Desert Detox Lessons
“I need to redo my life, “I said.
“You are always redoing your life,” said a friend
But I wasn’t really redoing…I was just adding on. I had accumulated too many projects, too many hobbies, too many identities. Without focus I was becoming meaningless. In the words of Robert Hanson, President of Levi’s North America, I needed to ‘edit and amplify.’
In order to kickstart the process I decided to go on a 4 day detox cleanse in Desert Hot Springs. While many people opted for plethora of tempting distractions on ‘la playa’ at Burning Man, I decided to go for a less overwhelming desert retreat at We Care Spa.
I arrived in warm air with hopes of simplicity, clarity, and smorgasbord of fresh juices fed to me by a well-built cabana boy.
When I got there I was in for a surprise. There wasn’t a cabana boy in sight and I was instructed to feed myself a diet that resembled a plan for emaciation: 1 veggie juice and 1 veggie soup a day! In addition to downing fiber pills, I was also encouraged to embark upon colonics, which is a fancy term for having water pushed up through your butthole to flush out your lower intestine of accumulated debris.
“Edit and Amplify” was turning into “Purge and Redo.”
However daunting the diet, it did start to refocus my life. After all it’s pretty hard to manage my multiple projects while loopy on a desert fast. My retreat was turning into a vision quest-a hunt to find true purpose…and leave the rest for the vultures.
Amid massages, juice connections, colon cleanses and one unfortunate experience running into a door (I am blaming my fasting state, not my coordination), I also had time for yoga sessions at the Spa. One yoga teacher, Patricia, become my muse for the art of redoing.
As I went through a slow vinyassa in her class, I was overwhelmed with a sense of compassion from her instruction. I have taken yoga all over the world and never seen someone so intimately involved with each class member. Patricia took the time to learn everyone’s name and devoted herself to modifications and challenges unique to each person’s condition. Love ebbed out of her fingertips as she encouraged our muscles to go to new levels. When I found out she was, like me, originally from Montana, I knew I had to speak to her.

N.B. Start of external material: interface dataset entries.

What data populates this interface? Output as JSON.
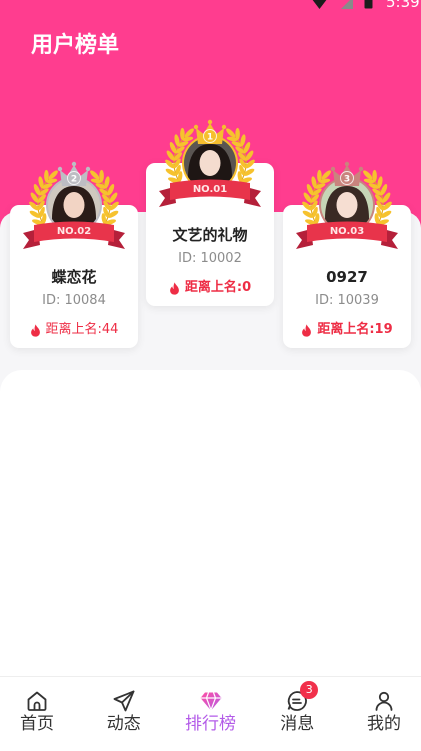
{
  "status_bar": {
    "time": "5:39",
    "icons": [
      "wifi-icon",
      "signal-icon",
      "battery-icon"
    ]
  },
  "header": {
    "title": "用户榜单"
  },
  "podium": [
    {
      "rank": "2",
      "badge": "NO.02",
      "name": "蝶恋花",
      "id": "ID: 10084",
      "distance": "距离上名:44",
      "crown_color": "#BDBDC3"
    },
    {
      "rank": "1",
      "badge": "NO.01",
      "name": "文艺的礼物",
      "id": "ID: 10002",
      "distance": "距离上名:0",
      "crown_color": "#F5BF2E"
    },
    {
      "rank": "3",
      "badge": "NO.03",
      "name": "0927",
      "id": "ID: 10039",
      "distance": "距离上名:19",
      "crown_color": "#C9847D"
    }
  ],
  "bottom_nav": {
    "items": [
      {
        "label": "首页",
        "icon": "home-icon",
        "active": false
      },
      {
        "label": "动态",
        "icon": "paper-plane-icon",
        "active": false
      },
      {
        "label": "排行榜",
        "icon": "diamond-icon",
        "active": true
      },
      {
        "label": "消息",
        "icon": "message-icon",
        "active": false,
        "badge": "3"
      },
      {
        "label": "我的",
        "icon": "person-icon",
        "active": false
      }
    ]
  },
  "colors": {
    "header_pink": "#FF3D8F",
    "distance_red": "#EE2D45",
    "active_tab": "#B35BE8",
    "badge_red": "#F1304B",
    "ribbon_red": "#E8344B"
  }
}
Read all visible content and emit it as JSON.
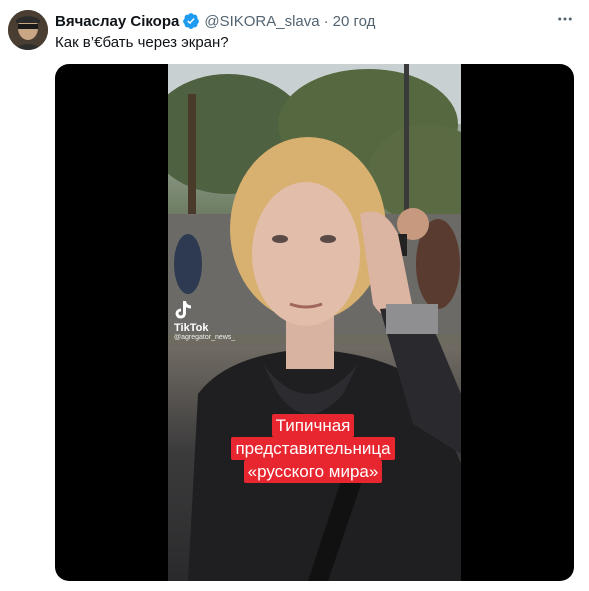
{
  "tweet": {
    "author_name": "Вячаслау Сікора",
    "handle": "@SIKORA_slava",
    "dot": "·",
    "time": "20 год",
    "text": "Как в’€бать через экран?",
    "verified": true
  },
  "video": {
    "watermark_app": "TikTok",
    "watermark_user": "@agregator_news_",
    "caption_lines": [
      "Типичная",
      "представительница",
      "«русского мира»"
    ]
  },
  "colors": {
    "verified": "#1d9bf0",
    "caption_bg": "#e8262f",
    "secondary_text": "#536471"
  },
  "icons": {
    "verified": "verified-badge-icon",
    "more": "more-options-icon",
    "tiktok": "tiktok-logo-icon"
  }
}
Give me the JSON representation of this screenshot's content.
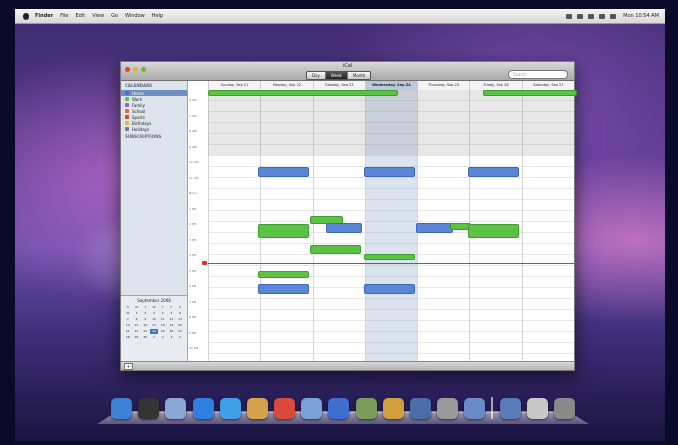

I shyly approached her and asked her how she was able to teach yoga with such devotional caring.
“Well—it came to me,” she said. “Before I taught yoga, I didn’t know my path in life. I just kept flailing around and was really unhappy. I had all the odd jobs; I worked as a receptionist, for tech companies, even as an urban nomadic farmer.”
“What’s an urban nomadic farmer?” I asked.
Patricia laughed and a jingle escaped her lips. “I drove around Austin taking care of people’s plants in offices. Pretty cool, right?”
“And yoga?” I asked curious how an urban nomadic farmer had just helped me achieve a perfect full wheel position.
“At the time I wasn’t even a yoga regular! But one day I went to an amazing class that so was powerful I cried while in Shavasana (resting post). I knew this was my calling. I knew that I wanted to make people feel like this.”
Patricia had found her path.
She continued, “I followed my teacher to the desert to learn more and devote myself to teaching. I also went to yoga teacher training in Grass Valley (Sivananda).”
I told Patricia my own concerns with path hopping, and she looked me in my eyes and said, “I feel you are already onto it. Someone once told me this: ‘You ask the questions that you already have the answers to.’ So you see, your path is already in you.”
She encouraged me to be open and loving and listen to my heart. I assume she meant really OPEN, not ‘faux pen’.
“The mind blocks the soul, “she said. Don’t let the mind work and just do what makes the soul sing. When your soul sings, you have found your path.”
We hugged and she whispered encouraging words in my ear. I left the room feeling surer of myself than I had in a long time.
As I poured myself a glass of cool lemon water, another woman approached me. She smiled softly and asked if she could share a prayer with me. I wasn’t much of a prayer person, but I decided to be open.
Her blue eyes shone as she recited a prayer she had learned while on a retreat with Deepak Chopra.
Who am I
What makes me happy
What is my purpose in life?
Can I feel or hear my heart beat?
She told me that if I recited this daily as I guided myself into meditation I would find my path. It could be the desert detox delirium, but I believed her.